## Work instructions
Only lines containing "compliant" are wanted from the data below. Copy those lines.

## The data
####
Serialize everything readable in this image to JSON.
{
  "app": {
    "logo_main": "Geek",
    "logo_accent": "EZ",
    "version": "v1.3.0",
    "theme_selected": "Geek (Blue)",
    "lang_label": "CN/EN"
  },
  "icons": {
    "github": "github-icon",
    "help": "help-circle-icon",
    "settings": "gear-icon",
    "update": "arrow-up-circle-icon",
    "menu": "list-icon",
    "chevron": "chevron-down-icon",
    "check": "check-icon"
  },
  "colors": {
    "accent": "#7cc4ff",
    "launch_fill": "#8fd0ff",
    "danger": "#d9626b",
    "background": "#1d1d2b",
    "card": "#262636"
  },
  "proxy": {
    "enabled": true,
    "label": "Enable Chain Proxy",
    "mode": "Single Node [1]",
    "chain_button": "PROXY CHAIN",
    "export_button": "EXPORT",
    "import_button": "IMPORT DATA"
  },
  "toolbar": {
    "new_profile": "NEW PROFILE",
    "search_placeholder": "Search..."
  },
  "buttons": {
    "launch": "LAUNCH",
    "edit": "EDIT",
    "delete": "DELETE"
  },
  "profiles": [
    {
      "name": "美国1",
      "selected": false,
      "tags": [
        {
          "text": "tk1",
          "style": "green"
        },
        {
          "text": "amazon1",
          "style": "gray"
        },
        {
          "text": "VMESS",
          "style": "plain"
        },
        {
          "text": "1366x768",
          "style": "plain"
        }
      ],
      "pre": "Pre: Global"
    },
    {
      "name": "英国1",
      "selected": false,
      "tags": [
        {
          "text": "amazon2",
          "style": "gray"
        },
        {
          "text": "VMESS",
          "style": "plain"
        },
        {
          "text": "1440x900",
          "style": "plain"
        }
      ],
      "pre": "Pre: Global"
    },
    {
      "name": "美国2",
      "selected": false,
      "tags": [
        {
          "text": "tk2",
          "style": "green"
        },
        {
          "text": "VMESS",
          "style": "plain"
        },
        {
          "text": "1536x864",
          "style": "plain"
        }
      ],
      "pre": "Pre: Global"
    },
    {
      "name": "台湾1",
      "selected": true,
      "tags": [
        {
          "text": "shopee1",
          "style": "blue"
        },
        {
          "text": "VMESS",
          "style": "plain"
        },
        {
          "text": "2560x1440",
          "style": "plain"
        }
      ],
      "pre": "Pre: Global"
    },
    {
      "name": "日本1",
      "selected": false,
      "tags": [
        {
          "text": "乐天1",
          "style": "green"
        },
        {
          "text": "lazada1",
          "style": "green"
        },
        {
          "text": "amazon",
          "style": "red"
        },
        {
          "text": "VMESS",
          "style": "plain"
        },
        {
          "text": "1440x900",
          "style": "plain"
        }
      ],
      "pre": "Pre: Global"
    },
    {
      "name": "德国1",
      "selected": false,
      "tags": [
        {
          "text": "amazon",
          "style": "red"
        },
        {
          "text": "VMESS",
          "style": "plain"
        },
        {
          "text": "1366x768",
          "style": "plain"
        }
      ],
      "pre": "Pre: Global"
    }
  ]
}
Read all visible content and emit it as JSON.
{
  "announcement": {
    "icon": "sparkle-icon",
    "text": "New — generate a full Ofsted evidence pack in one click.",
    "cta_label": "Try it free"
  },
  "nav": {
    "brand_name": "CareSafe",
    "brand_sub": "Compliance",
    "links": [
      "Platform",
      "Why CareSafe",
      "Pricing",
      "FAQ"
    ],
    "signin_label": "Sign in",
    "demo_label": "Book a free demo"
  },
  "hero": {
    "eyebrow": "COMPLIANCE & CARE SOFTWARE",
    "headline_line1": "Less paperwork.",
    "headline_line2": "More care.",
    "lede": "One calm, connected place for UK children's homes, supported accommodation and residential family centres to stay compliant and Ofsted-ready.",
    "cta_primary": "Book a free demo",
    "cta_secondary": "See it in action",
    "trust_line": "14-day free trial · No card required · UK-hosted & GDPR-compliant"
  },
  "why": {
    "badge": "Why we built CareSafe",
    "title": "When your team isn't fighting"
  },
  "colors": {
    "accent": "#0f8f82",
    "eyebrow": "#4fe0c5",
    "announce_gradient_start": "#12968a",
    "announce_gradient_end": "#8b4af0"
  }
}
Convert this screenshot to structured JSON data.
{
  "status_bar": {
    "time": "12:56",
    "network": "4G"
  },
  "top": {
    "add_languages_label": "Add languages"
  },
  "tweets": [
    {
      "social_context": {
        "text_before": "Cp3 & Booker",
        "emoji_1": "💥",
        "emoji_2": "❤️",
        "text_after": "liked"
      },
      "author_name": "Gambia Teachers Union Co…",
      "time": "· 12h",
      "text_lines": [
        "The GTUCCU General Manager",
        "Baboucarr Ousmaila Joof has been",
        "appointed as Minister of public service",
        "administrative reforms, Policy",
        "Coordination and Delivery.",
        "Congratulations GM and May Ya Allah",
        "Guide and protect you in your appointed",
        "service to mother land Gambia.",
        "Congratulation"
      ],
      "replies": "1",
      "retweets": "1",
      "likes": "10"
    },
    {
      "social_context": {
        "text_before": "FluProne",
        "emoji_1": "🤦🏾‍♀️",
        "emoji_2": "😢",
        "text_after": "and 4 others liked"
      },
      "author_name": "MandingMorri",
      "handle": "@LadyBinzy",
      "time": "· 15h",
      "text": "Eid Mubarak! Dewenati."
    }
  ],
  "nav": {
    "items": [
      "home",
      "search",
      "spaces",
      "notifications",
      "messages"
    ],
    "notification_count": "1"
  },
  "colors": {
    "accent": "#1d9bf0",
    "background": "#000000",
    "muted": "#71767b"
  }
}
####
## Final answer
    "lede": "One calm, connected place for UK children's homes, supported accommodation and residential family centres to stay compliant and Ofsted-ready.",
    "trust_line": "14-day free trial · No card required · UK-hosted & GDPR-compliant"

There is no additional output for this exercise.